“When we talk about a diagnosis of dementia, it can be upsetting. When we talk about the implications of that diagnosis on driving, that gets really upsetting, and I think this has a lot more meaning for those living in a rural setting,” says O’Connell.
For those who have been asked to stop driving, it can affect their psychological health and sometimes even lead to depression. It can cause stress for all involved, including families and health care providers.
“One of the things that the driving team we are working with [Team 16 from the CCNA] have said is that we have all these education pieces for people and families, but they’re still not dealing with the psychological factors,” explains O’Connell. “So, we are going to work with the team and use problem solving therapy and adapt it for Telehealth delivery in a rural setting.”
Social support for those living with dementia is very important to both the patient and the caregiver, but it is also something that often falls away fairly quickly after facing a diagnosis. Caregivers can feel increasingly isolated and don’t feel like they can ask for help from those around them.
Formal social support interventions, like a support group, are only one piece of the puzzle. People don’t always understand their social networks and biases – how it works for them, how it doesn’t work and how to make changes to make it work better. This research will look at training people to understand their social support network and how to engage with it differently or have different views about it to better provide the support they need. This intervention will likely involve how to deal with the stigma of dementia.
Using an app that was co-designed by urban caregivers of persons with dementia, the team will adapt this app for caregivers living in rural Saskatchewan. Working with an existing Telehealth support group developed by O’Connell, this app will provide more opportunities for contact and support among the group, creating a virtual community of support between regular Telehealth meetings.
“As baby boomers age, I see this as the future,” comments O’Connell. “I also see this as a careful step, as we want to ensure this is a positive impact on mental health.”

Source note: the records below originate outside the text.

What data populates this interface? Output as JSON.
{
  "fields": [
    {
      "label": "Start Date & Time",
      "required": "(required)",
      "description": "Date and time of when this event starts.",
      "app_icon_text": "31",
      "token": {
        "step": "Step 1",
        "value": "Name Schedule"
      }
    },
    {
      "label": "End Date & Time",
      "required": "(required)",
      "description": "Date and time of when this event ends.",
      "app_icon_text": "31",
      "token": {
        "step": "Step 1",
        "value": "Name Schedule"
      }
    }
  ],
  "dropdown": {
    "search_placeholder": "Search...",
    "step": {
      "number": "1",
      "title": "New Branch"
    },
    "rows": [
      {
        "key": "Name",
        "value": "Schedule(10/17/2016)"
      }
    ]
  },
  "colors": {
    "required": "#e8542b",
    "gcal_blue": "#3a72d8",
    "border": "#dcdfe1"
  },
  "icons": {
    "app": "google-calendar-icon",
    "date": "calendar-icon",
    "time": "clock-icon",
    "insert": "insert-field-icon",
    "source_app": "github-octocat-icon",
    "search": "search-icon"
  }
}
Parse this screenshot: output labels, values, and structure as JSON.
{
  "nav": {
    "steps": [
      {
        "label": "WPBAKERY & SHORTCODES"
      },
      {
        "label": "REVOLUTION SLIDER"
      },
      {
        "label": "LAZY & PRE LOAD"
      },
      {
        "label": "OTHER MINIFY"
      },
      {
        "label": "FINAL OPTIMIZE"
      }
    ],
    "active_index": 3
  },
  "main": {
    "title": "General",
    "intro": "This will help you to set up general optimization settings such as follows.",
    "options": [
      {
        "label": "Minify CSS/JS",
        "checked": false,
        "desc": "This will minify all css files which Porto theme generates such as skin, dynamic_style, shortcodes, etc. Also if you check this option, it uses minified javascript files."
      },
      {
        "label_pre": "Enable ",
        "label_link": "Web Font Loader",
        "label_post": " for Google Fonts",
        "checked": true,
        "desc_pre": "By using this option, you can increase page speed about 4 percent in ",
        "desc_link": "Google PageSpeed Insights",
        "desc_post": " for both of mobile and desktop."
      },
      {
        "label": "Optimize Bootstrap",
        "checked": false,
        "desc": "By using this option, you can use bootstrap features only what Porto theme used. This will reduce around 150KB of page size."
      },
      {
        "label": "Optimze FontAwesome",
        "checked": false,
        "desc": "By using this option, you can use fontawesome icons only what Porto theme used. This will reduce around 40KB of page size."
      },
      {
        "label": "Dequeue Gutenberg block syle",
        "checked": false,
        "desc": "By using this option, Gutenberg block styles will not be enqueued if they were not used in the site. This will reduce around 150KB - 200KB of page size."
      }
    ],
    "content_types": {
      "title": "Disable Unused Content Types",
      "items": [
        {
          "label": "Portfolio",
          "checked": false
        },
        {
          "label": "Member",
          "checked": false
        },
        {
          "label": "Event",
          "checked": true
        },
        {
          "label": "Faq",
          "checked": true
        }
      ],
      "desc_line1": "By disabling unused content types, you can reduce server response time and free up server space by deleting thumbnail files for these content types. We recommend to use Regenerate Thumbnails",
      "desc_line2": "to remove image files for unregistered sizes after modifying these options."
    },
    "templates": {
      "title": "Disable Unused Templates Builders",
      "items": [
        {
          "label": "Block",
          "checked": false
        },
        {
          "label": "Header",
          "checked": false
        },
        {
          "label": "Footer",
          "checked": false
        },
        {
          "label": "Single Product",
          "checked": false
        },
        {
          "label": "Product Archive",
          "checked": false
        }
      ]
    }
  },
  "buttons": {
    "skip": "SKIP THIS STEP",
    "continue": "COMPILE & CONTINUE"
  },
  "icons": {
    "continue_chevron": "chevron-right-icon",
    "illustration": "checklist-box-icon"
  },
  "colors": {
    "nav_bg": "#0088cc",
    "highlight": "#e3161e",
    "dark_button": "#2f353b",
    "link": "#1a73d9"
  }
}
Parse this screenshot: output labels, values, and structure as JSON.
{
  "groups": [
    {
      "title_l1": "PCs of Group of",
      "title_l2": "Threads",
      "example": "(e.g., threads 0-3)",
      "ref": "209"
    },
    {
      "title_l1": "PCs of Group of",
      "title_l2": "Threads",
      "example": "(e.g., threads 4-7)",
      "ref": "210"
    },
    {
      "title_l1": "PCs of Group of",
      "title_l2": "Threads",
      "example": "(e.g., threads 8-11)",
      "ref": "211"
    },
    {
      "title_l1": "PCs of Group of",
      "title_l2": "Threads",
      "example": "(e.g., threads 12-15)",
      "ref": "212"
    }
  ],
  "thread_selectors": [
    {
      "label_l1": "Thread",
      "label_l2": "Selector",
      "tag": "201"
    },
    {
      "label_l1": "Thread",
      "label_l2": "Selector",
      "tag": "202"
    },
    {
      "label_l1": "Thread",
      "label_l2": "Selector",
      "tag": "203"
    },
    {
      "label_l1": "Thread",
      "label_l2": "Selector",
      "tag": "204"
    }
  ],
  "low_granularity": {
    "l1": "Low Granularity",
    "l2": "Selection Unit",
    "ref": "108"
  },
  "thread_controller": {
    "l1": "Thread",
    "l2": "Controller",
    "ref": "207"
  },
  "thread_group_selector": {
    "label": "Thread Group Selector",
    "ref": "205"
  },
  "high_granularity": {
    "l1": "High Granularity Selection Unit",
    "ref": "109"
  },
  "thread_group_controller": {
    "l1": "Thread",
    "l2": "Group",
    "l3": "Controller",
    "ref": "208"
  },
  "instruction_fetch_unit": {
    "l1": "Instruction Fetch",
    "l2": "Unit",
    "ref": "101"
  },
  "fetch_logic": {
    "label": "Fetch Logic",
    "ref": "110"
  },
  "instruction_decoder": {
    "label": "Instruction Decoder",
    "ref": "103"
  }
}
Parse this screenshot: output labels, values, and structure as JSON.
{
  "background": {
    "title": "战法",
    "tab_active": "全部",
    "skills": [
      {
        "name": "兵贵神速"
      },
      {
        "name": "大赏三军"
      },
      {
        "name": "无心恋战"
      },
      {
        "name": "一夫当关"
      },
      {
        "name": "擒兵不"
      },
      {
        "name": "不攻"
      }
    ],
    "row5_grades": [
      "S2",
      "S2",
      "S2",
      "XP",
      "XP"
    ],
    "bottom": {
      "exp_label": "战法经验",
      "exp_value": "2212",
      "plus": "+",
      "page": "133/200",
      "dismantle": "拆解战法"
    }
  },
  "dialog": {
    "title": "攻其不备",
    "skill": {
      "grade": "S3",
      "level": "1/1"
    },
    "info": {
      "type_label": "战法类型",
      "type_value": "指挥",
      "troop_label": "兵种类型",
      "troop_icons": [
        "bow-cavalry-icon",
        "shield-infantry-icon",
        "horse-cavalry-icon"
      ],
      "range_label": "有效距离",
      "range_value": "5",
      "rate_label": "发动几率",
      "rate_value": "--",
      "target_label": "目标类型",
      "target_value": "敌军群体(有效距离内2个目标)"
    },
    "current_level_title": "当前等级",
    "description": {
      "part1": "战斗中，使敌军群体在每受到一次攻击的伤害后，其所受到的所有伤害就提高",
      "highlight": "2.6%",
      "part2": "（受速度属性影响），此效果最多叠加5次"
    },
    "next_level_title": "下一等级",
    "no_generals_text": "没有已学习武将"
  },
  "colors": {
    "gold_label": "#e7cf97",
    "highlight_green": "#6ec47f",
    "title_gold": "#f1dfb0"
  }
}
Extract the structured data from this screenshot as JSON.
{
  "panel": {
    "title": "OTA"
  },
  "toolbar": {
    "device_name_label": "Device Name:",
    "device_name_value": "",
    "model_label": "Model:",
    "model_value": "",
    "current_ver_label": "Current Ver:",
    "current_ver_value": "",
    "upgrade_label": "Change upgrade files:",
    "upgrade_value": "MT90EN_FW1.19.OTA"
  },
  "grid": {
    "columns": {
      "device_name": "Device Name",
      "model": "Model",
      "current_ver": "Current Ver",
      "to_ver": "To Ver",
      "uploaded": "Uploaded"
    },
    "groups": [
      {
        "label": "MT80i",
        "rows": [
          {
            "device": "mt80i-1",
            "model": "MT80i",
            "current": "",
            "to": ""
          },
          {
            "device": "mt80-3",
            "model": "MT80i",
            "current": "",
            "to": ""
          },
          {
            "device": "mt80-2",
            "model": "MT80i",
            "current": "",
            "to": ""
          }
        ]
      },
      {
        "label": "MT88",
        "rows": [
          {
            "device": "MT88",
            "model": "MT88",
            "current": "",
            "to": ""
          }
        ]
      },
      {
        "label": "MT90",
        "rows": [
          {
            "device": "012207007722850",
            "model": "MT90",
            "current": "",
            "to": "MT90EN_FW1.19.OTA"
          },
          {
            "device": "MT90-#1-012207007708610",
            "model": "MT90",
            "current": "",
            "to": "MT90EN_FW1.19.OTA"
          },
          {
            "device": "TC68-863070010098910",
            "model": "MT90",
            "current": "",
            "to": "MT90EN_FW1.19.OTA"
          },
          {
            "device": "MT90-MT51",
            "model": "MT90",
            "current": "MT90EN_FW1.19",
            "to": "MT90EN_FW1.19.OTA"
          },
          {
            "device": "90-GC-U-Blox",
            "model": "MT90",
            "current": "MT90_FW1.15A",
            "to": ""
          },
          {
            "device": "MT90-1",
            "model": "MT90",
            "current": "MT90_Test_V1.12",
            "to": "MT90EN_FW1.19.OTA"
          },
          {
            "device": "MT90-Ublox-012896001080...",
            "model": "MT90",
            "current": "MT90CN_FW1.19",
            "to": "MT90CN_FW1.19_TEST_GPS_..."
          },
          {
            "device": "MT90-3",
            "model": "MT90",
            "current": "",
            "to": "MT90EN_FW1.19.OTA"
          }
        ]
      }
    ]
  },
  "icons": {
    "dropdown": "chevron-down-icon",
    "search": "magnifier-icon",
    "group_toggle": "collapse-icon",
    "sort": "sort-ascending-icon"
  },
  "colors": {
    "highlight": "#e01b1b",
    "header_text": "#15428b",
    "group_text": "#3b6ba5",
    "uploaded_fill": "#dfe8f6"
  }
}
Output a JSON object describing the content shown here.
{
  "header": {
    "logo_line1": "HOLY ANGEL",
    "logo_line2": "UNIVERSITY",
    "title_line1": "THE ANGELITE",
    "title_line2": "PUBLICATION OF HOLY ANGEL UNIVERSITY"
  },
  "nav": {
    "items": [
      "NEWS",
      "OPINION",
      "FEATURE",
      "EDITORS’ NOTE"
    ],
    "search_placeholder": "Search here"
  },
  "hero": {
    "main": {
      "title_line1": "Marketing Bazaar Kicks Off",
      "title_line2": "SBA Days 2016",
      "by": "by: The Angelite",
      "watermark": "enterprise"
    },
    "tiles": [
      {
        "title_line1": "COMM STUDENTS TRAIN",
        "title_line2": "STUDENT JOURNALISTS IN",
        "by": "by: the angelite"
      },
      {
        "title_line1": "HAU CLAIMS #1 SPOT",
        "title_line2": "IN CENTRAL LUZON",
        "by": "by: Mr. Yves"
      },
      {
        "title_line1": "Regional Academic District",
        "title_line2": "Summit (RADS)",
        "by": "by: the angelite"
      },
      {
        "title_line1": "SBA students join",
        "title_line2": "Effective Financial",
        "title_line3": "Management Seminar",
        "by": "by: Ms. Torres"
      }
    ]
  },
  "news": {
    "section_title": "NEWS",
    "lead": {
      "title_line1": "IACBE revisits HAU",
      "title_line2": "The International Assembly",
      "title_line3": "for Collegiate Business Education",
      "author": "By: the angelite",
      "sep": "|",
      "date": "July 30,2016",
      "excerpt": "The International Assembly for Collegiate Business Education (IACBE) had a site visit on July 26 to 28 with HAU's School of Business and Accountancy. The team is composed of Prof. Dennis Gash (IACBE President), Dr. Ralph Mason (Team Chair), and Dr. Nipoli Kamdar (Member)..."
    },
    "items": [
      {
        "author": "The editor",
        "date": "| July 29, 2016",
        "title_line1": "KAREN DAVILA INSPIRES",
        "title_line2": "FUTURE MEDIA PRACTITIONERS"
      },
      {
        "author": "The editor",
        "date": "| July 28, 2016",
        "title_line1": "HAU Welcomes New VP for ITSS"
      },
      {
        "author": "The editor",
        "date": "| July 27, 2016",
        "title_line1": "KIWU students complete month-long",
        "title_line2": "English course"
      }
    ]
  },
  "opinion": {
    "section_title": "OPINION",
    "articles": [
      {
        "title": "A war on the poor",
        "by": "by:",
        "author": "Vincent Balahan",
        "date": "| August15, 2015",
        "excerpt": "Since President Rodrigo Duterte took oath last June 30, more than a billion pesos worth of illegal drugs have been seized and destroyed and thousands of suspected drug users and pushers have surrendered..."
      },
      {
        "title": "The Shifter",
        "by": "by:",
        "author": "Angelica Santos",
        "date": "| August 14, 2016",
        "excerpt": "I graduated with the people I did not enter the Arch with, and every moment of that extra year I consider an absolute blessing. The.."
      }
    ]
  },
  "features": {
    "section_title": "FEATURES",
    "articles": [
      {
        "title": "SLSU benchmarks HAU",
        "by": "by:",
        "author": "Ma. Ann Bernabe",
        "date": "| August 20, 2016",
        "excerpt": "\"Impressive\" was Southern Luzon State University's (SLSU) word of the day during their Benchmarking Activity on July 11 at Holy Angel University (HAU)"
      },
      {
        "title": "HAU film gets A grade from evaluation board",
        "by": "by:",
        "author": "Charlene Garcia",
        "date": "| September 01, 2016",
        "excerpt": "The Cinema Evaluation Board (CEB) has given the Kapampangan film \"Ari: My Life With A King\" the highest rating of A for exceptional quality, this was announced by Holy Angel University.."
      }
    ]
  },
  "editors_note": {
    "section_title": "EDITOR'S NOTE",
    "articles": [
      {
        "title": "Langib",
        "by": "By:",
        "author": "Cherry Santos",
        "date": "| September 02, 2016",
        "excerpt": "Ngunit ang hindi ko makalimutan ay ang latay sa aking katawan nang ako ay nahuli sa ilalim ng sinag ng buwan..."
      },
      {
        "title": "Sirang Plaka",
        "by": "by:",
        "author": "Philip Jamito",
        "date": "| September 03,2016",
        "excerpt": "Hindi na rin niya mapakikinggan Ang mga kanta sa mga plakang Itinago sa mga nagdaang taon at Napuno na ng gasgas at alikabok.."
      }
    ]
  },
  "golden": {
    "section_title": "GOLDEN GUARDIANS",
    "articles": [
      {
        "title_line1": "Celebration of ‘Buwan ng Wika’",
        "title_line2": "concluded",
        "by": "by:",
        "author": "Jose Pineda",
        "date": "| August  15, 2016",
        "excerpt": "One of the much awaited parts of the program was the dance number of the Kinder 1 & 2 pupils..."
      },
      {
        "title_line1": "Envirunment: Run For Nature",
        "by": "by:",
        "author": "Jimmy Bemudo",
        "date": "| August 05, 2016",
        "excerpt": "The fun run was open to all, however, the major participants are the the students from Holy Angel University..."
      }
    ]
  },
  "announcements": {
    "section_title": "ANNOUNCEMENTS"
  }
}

Indigenous Caregiver Support
The only way to provide support that is meaningful and welcoming for Indigenous caregivers of those living with dementia is to co-design and create it with them.
“What will an Indigenous support group look like? How will we deliver it? Hopefully our collective goal will be something that is created by and for Indigenous caregivers that can be delivered province-wide and be something caregivers can access that feels safe and meaningful and created in a way that works for them,” says O’Connell.
The team will be working with the CCNA ‘Issues in Dementia Care for Indigenous Populations’ team and with the community and the File Hills Qu’Appelle Tribal Council in southern Saskatchewan.
“Adding these supports is really exciting and means our memory clinics will deliver a more complete package, bringing together a triad of approaches for diagnosis, management and interventions,” comments Morgan about the potential these new interventions will offer rural and remote patients and caregivers.
O’Connell reflects, “Nothing can change the course of dementia. However, you can change people’s quality of life, which can make some profound differences in people’s lives.”